I won’t say that I am ok with the abuse that some of our players took in that game. I am angry about it, as someone who cares about respect for other players and about spirit of the game. But there is an odd thing going on that while I am angry about that player’s disrespect for us, I have no rage towards their team to bring away from that game, I have no niggling resentment, I have no bitterness about this call or that call.
This is because we went into that game to win spirit and, yes, I believe we won.

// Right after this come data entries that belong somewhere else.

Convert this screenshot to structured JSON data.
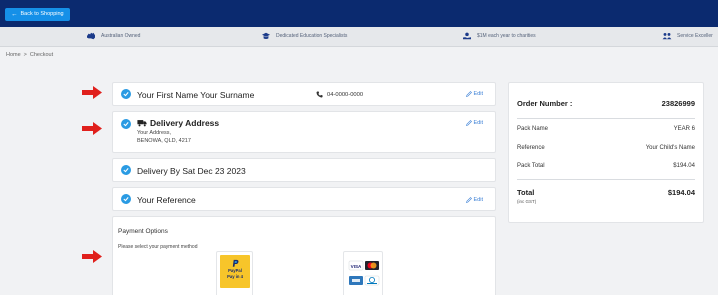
{
  "topbar": {
    "back_label": "Back to Shopping"
  },
  "infobar": {
    "items": [
      {
        "label": "Australian Owned",
        "icon": "australia-map-icon"
      },
      {
        "label": "Dedicated Education Specialists",
        "icon": "graduation-cap-icon"
      },
      {
        "label": "$1M each year to charities",
        "icon": "charity-hand-icon"
      },
      {
        "label": "Service Exceller",
        "icon": "people-icon"
      }
    ]
  },
  "breadcrumb": {
    "home": "Home",
    "separator": ">",
    "current": "Checkout"
  },
  "checkout": {
    "name": {
      "title": "Your First Name  Your Surname",
      "phone": "04-0000-0000",
      "edit": "Edit"
    },
    "delivery": {
      "title": "Delivery Address",
      "lines": [
        "Your Address,",
        "BENOWA, QLD, 4217"
      ],
      "edit": "Edit"
    },
    "delivery_by": {
      "title": "Delivery By Sat Dec 23 2023"
    },
    "reference": {
      "title": "Your Reference",
      "edit": "Edit"
    },
    "payment": {
      "title": "Payment Options",
      "subtitle": "Please select your payment method",
      "paypal_lines": [
        "PayPal",
        "Pay in 4"
      ]
    }
  },
  "summary": {
    "order_number_label": "Order Number :",
    "order_number": "23826999",
    "rows": [
      {
        "label": "Pack Name",
        "value": "YEAR 6"
      },
      {
        "label": "Reference",
        "value": "Your Child's Name"
      },
      {
        "label": "Pack Total",
        "value": "$194.04"
      }
    ],
    "total_label": "Total",
    "total_sub": "(inc GST)",
    "total_value": "$194.04"
  },
  "colors": {
    "topbar": "#0b2a6f",
    "back_button": "#1590e8",
    "check": "#2a9be3",
    "annotation_arrow": "#e0201c",
    "paypal": "#f7c52a"
  }
}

Note: I had a big think about whether it is fair to talk about another team’s spirit/behaviour, when it’s pretty clear who they are and when I’m not portraying them (or all of them) fantastically well. I then realised that anything I do on pitch that I do not apologise for I should be willing to have examined by other members of our community. Sometimes we all get a little angry on pitch, or frustrated by a call. We discuss stuff badly. Then we apologise for it, talk it through with the other person, learn from it, and do our damn best not to do it again. My assumption is that if you don’t apologise for it, then or later, you mean it. You think it’s acceptable. So you should be happy having it examined by others.